In 2008, when the first "Iron Man" film headed into theaters, few expected it to create the tidal wave of success which followed. Two years later, the hottest commodity on the block, Robert Downey Jr., is back as Iron Man/Tony Stark with some familiar faces and a few new playmates in tow, including director Jon Favreau with an expanded role as Stark's chauffeur Happy Hogan, Gwyneth Paltrow as his long-suffering assistant and love interest Pepper Potts, Don Cheadle, Terrence Howard's well publicized replacement, in the role of James Rhodes, Mickey Rourke taking up the resident baddy role of Ivan Vanko/Whiplash, Sam Rockwell as Justin Hammer and Scarlett Johansson as Black Widow.
Phew. Overwhelmed? Apparently so were the filmmakers.
Whether the problem was a lack of focus or your typical sophomore slump, "Iron Man 2" is the tired, rusty, older sibling of its gleaming predecessor.
It could be argued that the first "Iron Man" was so spectacular and unexpected, it's an impossible act to follow. Or, it might be that the production crumbled under its own hype.

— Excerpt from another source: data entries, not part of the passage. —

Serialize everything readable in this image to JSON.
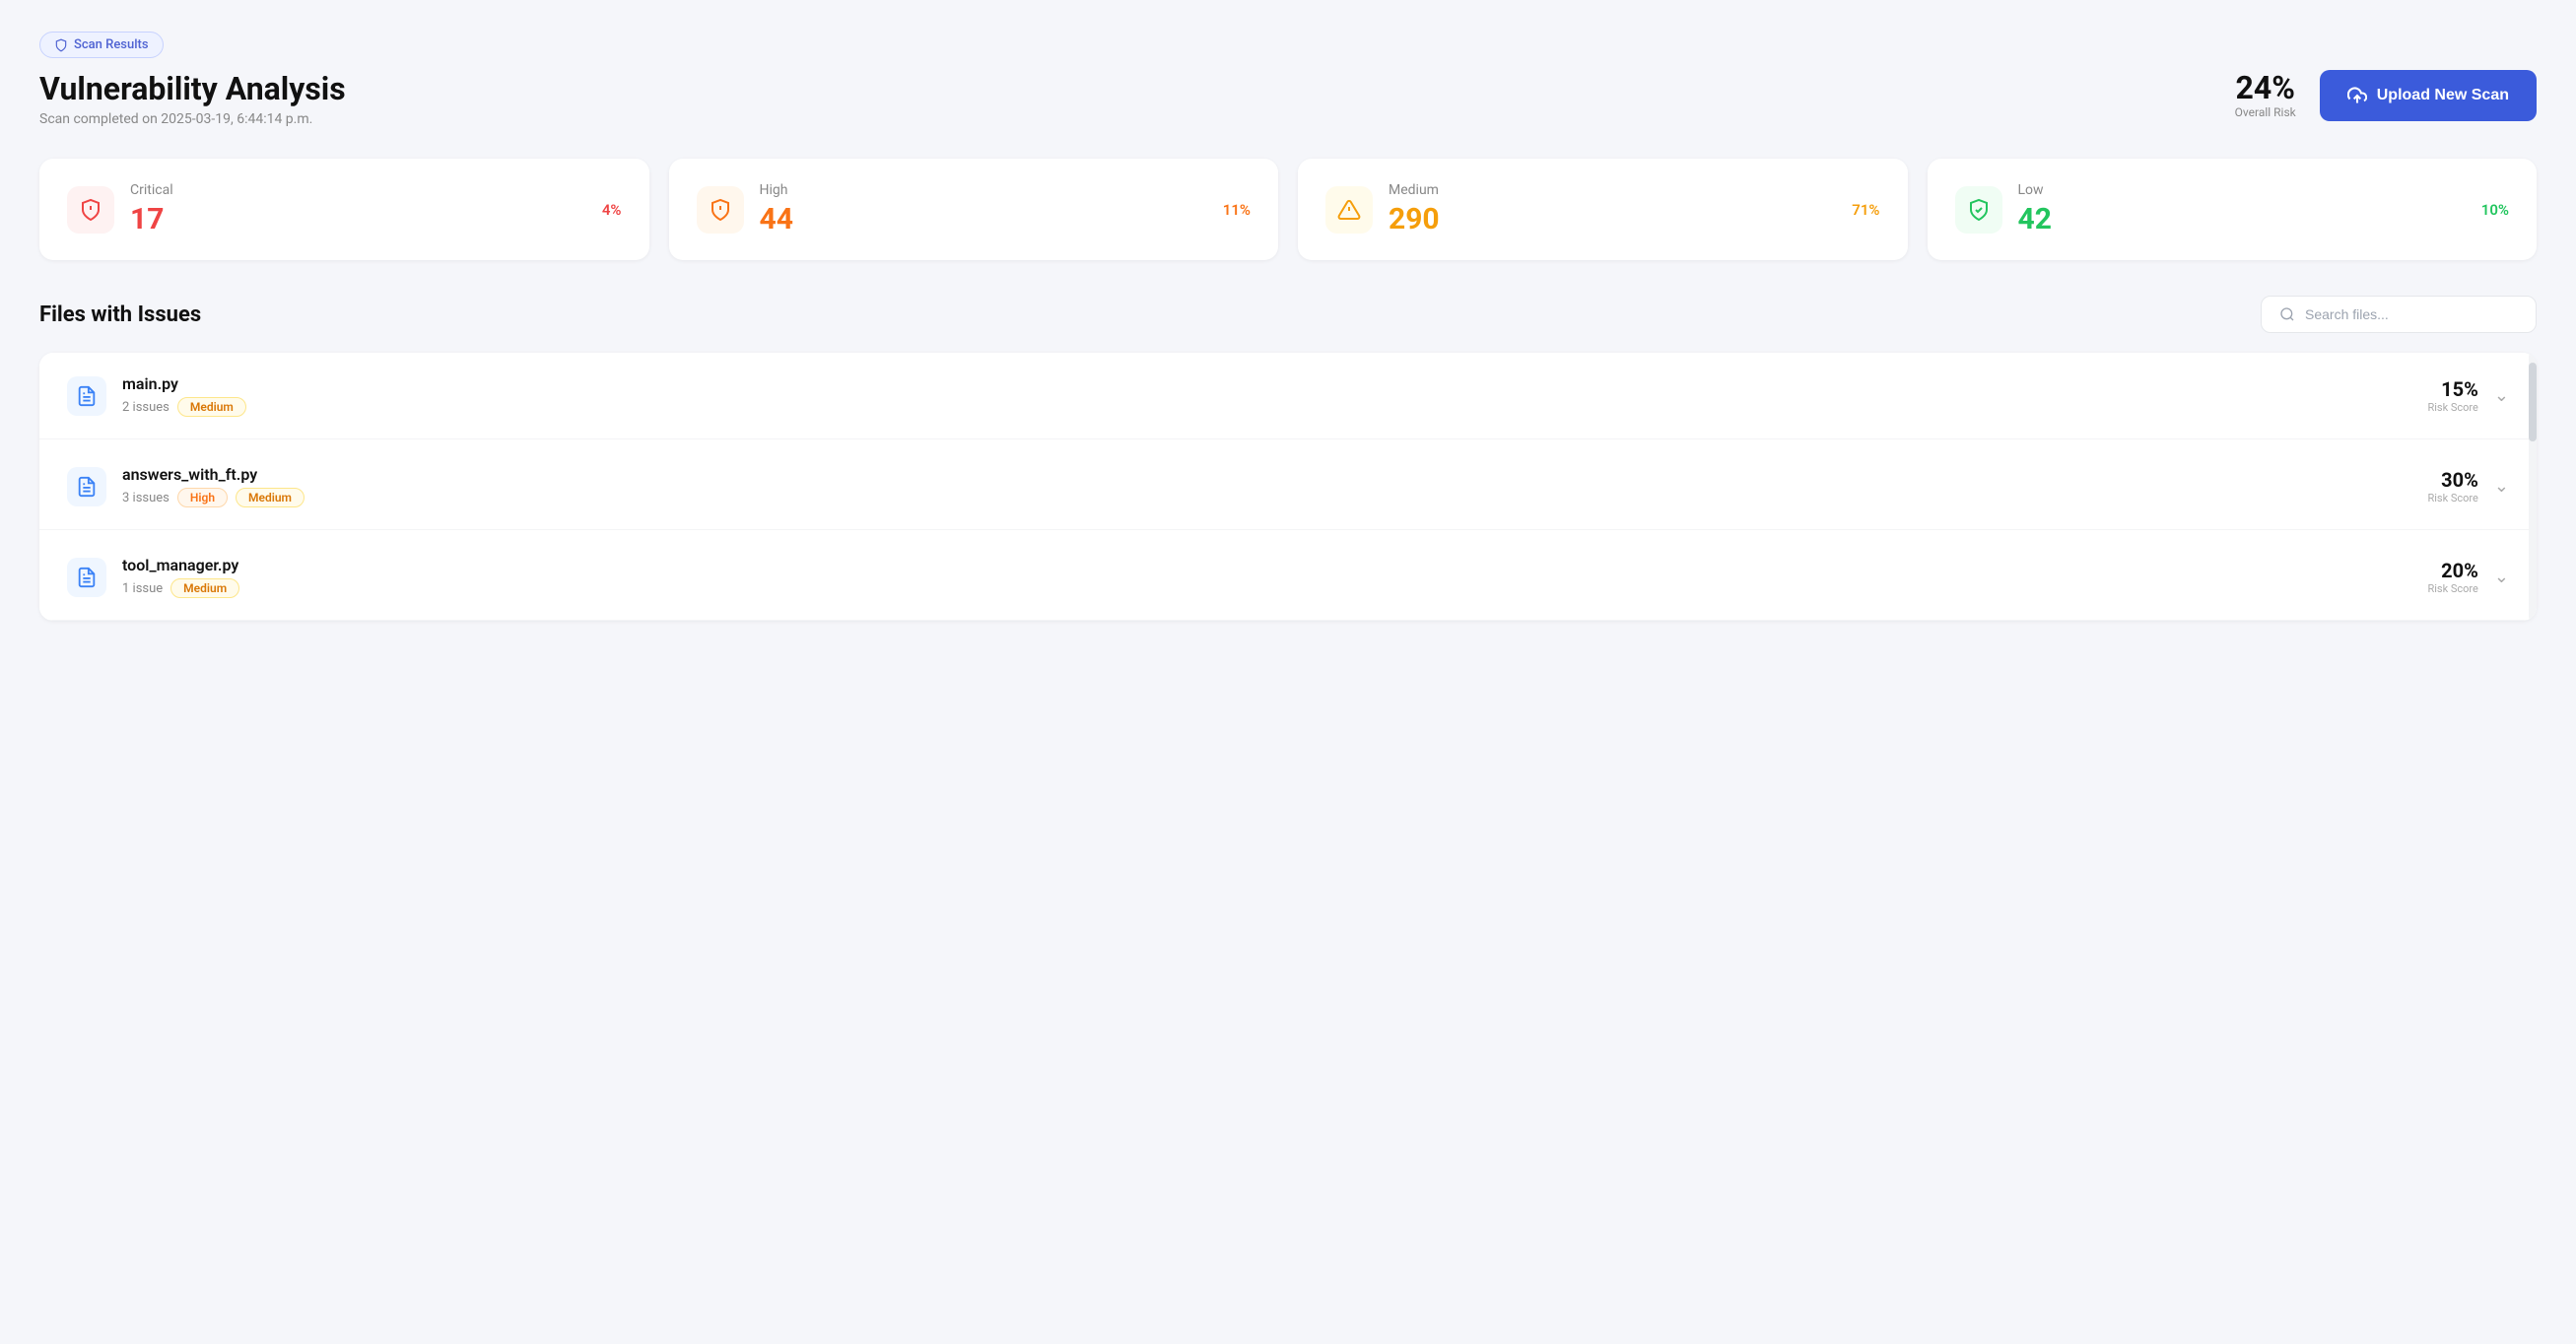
{
  "breadcrumb": {
    "label": "Scan Results",
    "icon": "shield-icon"
  },
  "header": {
    "title": "Vulnerability Analysis",
    "scan_date": "Scan completed on 2025-03-19, 6:44:14 p.m.",
    "overall_risk": {
      "percent": "24%",
      "label": "Overall Risk"
    },
    "upload_button": "Upload New Scan"
  },
  "stats": [
    {
      "label": "Critical",
      "value": "17",
      "percent": "4%",
      "severity": "critical"
    },
    {
      "label": "High",
      "value": "44",
      "percent": "11%",
      "severity": "high"
    },
    {
      "label": "Medium",
      "value": "290",
      "percent": "71%",
      "severity": "medium"
    },
    {
      "label": "Low",
      "value": "42",
      "percent": "10%",
      "severity": "low"
    }
  ],
  "files_section": {
    "title": "Files with Issues",
    "search_placeholder": "Search files...",
    "files": [
      {
        "name": "main.py",
        "issues_count": "2 issues",
        "badges": [
          "Medium"
        ],
        "risk_score": "15%",
        "risk_label": "Risk Score"
      },
      {
        "name": "answers_with_ft.py",
        "issues_count": "3 issues",
        "badges": [
          "High",
          "Medium"
        ],
        "risk_score": "30%",
        "risk_label": "Risk Score"
      },
      {
        "name": "tool_manager.py",
        "issues_count": "1 issue",
        "badges": [
          "Medium"
        ],
        "risk_score": "20%",
        "risk_label": "Risk Score"
      }
    ]
  },
  "colors": {
    "critical": "#ef4444",
    "high": "#f97316",
    "medium": "#f59e0b",
    "low": "#22c55e",
    "accent_blue": "#3b5bdb"
  }
}
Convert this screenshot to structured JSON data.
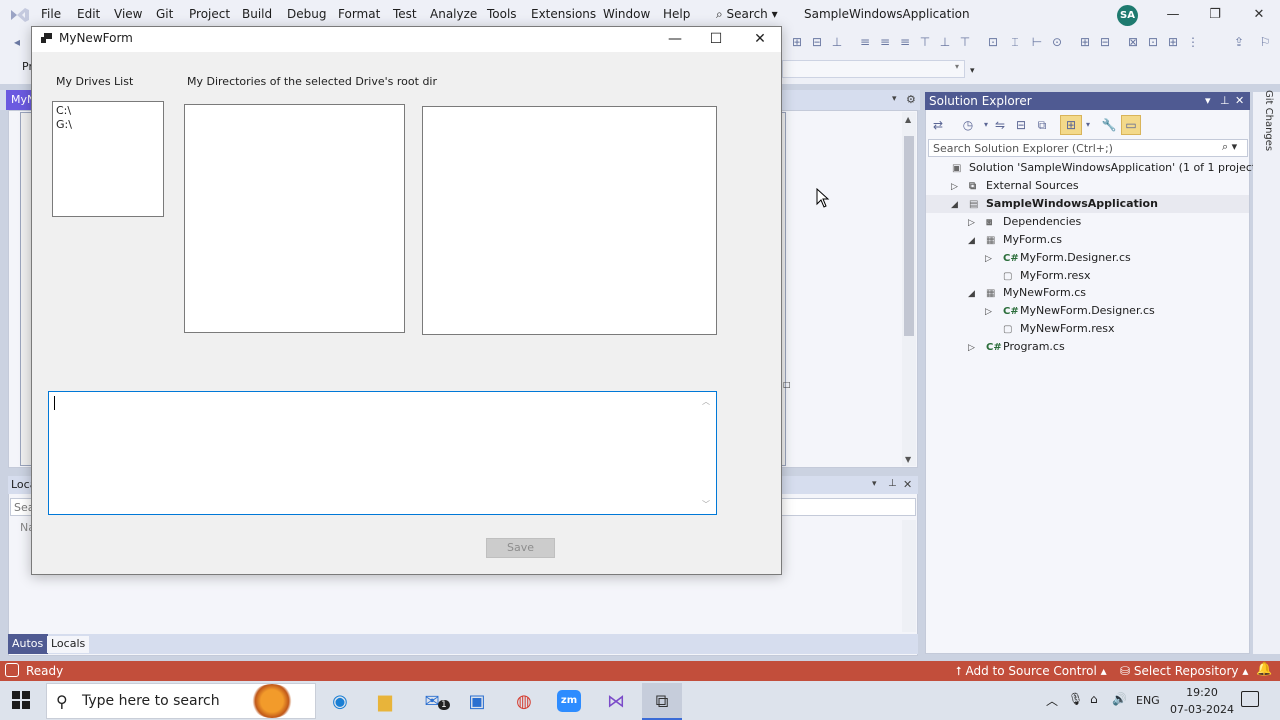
{
  "vs": {
    "menu": [
      "File",
      "Edit",
      "View",
      "Git",
      "Project",
      "Build",
      "Debug",
      "Format",
      "Test",
      "Analyze",
      "Tools",
      "Extensions",
      "Window",
      "Help"
    ],
    "search_label": "Search",
    "solution_name": "SampleWindowsApplication",
    "avatar_initials": "SA",
    "doc_tab_label": "MyN",
    "toolbar_left_label": "Pr"
  },
  "form": {
    "title": "MyNewForm",
    "drives_label": "My Drives List",
    "dirs_label": "My Directories of the selected Drive's root dir",
    "drives": [
      "C:\\",
      "G:\\"
    ],
    "save_label": "Save",
    "save_enabled": false
  },
  "locals": {
    "title": "Loca",
    "search_placeholder": "Sea",
    "column_name": "Na",
    "tab_autos": "Autos",
    "tab_locals": "Locals"
  },
  "solution_explorer": {
    "title": "Solution Explorer",
    "search_placeholder": "Search Solution Explorer (Ctrl+;)",
    "tree": [
      {
        "label": "Solution 'SampleWindowsApplication' (1 of 1 project)",
        "icon": "solution-icon",
        "expander": ""
      },
      {
        "label": "External Sources",
        "icon": "external-sources-icon",
        "expander": "▷"
      },
      {
        "label": "SampleWindowsApplication",
        "icon": "csharp-project-icon",
        "expander": "◢",
        "bold": true,
        "selected": true
      },
      {
        "label": "Dependencies",
        "icon": "dependencies-icon",
        "expander": "▷"
      },
      {
        "label": "MyForm.cs",
        "icon": "form-icon",
        "expander": "◢"
      },
      {
        "label": "MyForm.Designer.cs",
        "icon": "csharp-file-icon",
        "expander": "▷"
      },
      {
        "label": "MyForm.resx",
        "icon": "resx-icon",
        "expander": ""
      },
      {
        "label": "MyNewForm.cs",
        "icon": "form-icon",
        "expander": "◢"
      },
      {
        "label": "MyNewForm.Designer.cs",
        "icon": "csharp-file-icon",
        "expander": "▷"
      },
      {
        "label": "MyNewForm.resx",
        "icon": "resx-icon",
        "expander": ""
      },
      {
        "label": "Program.cs",
        "icon": "csharp-file-icon",
        "expander": "▷"
      }
    ],
    "git_changes_label": "Git Changes"
  },
  "status": {
    "ready": "Ready",
    "add_to_source": "Add to Source Control",
    "select_repo": "Select Repository",
    "bar_color": "#c24e3b"
  },
  "taskbar": {
    "search_placeholder": "Type here to search",
    "language": "ENG",
    "time": "19:20",
    "date": "07-03-2024",
    "mail_badge": "1",
    "zoom_label": "zm"
  },
  "colors": {
    "accent": "#4f5a92",
    "selection": "#0078d7"
  }
}
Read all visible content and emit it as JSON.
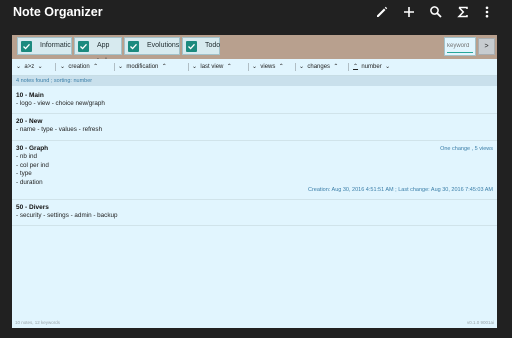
{
  "app": {
    "title": "Note Organizer"
  },
  "filters": [
    {
      "label": "Informatic",
      "checked": true
    },
    {
      "label": "App Ind",
      "checked": true
    },
    {
      "label": "Evolutions",
      "checked": true
    },
    {
      "label": "Todo",
      "checked": true
    }
  ],
  "search": {
    "placeholder": "keyword",
    "go_label": ">"
  },
  "sort": {
    "az": "a>z",
    "creation": "creation",
    "modification": "modification",
    "last_view": "last view",
    "views": "views",
    "changes": "changes",
    "number": "number",
    "asc_arrow": "⌃",
    "desc_arrow": "⌄"
  },
  "status": "4 notes found ; sorting: number",
  "notes": [
    {
      "title": "10 - Main",
      "lines": [
        "- logo  - view  - choice new/graph"
      ]
    },
    {
      "title": "20 - New",
      "lines": [
        "- name  - type  - values  - refresh"
      ]
    },
    {
      "title": "30 - Graph",
      "lines": [
        "- nb ind",
        "- col per ind",
        "- type",
        "- duration"
      ],
      "meta_top": "One change , 5 views",
      "meta_bottom": "Creation: Aug 30, 2016 4:51:51 AM ; Last change: Aug 30, 2016 7:45:03 AM"
    },
    {
      "title": "50 - Divers",
      "lines": [
        "- security  - settings  - admin  - backup"
      ]
    }
  ],
  "footer": {
    "left": "10 notes, 12 keywords",
    "right": "v0.1.0 9001ai"
  },
  "colors": {
    "accent": "#1b8a7e",
    "filterbar": "#b8a08e",
    "background": "#e1f5fe",
    "appbar": "#212121",
    "meta": "#3a7ea8"
  },
  "icons": [
    "edit-icon",
    "add-icon",
    "search-icon",
    "sigma-icon",
    "more-vert-icon"
  ]
}
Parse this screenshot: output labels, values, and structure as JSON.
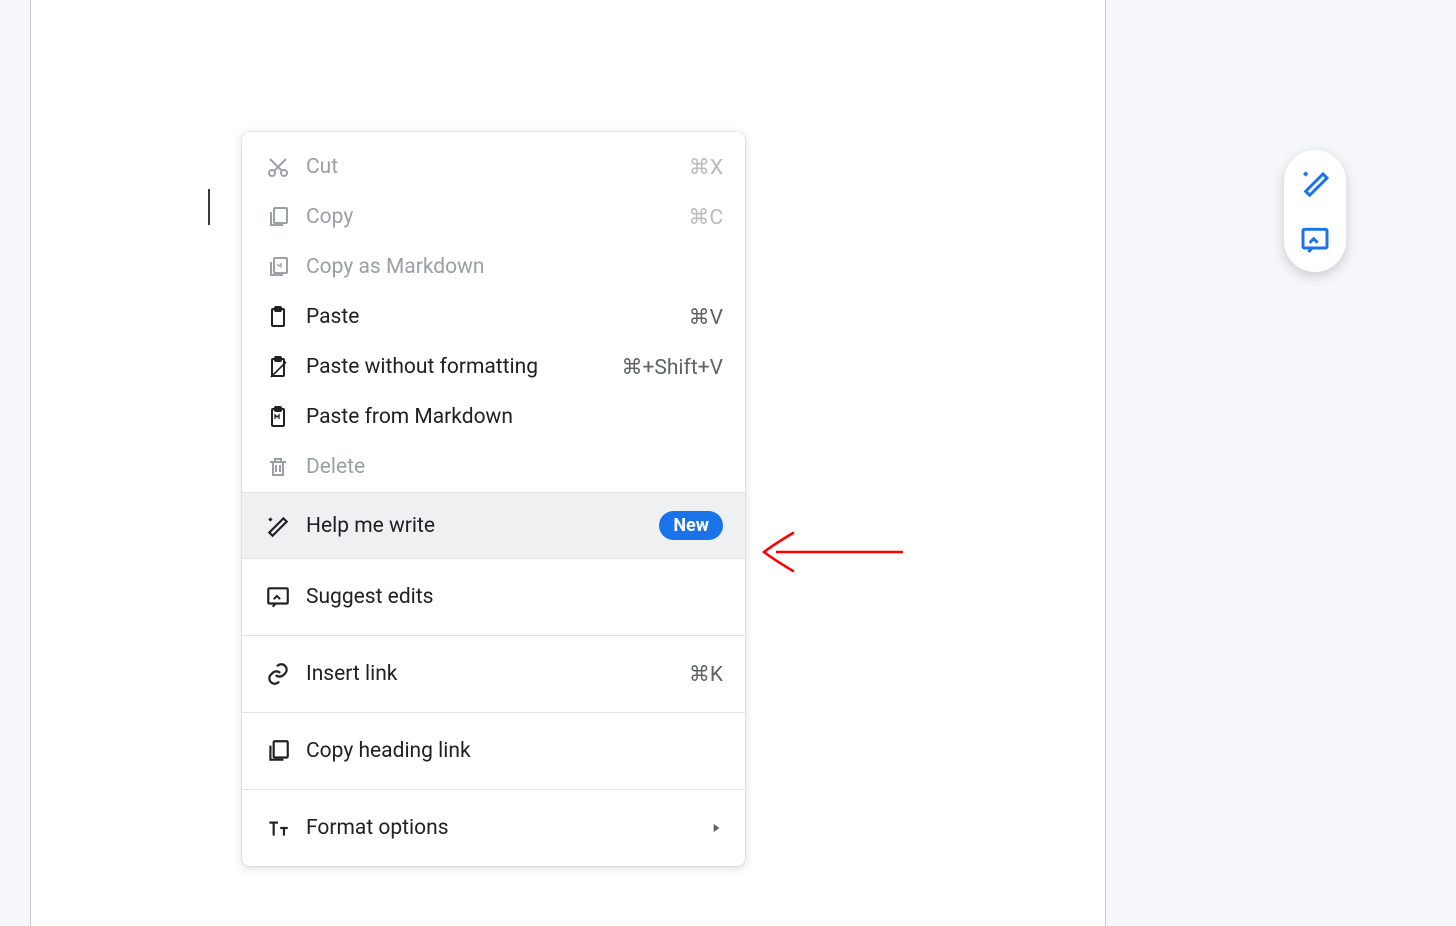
{
  "menu": {
    "cut": {
      "label": "Cut",
      "shortcut": "⌘X"
    },
    "copy": {
      "label": "Copy",
      "shortcut": "⌘C"
    },
    "copy_md": {
      "label": "Copy as Markdown"
    },
    "paste": {
      "label": "Paste",
      "shortcut": "⌘V"
    },
    "paste_plain": {
      "label": "Paste without formatting",
      "shortcut": "⌘+Shift+V"
    },
    "paste_md": {
      "label": "Paste from Markdown"
    },
    "delete": {
      "label": "Delete"
    },
    "help_write": {
      "label": "Help me write",
      "badge": "New"
    },
    "suggest_edits": {
      "label": "Suggest edits"
    },
    "insert_link": {
      "label": "Insert link",
      "shortcut": "⌘K"
    },
    "copy_heading_link": {
      "label": "Copy heading link"
    },
    "format_options": {
      "label": "Format options"
    }
  },
  "colors": {
    "accent": "#1a73e8",
    "annotation": "#ff0000"
  }
}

Whatever the reason, "Iron Man 2" fails to recreate the boisterous, combustible surge audiences were expecting.
Actor-turned-writer Justin Theroux, who co-wrote "Tropic Thunder," lost the fun this time around, filling the sequel with too many building montages and not enough of RDJ's riffing. Not that Downey Jr. can do any wrong, but you wonder if the best bits of his performance might have been left for the DVD special features. Meanwhile Rockwell, a chronically underrated actor, is the film's secret weapon, subtlety drawing humor from even his briefest moments on screen.
It's not that "Iron Man 2" is a bad movie, it's simply a "good enough" movie to kick off summer blockbuster season with a few cheap thrills. Fans were hoping for a lot more.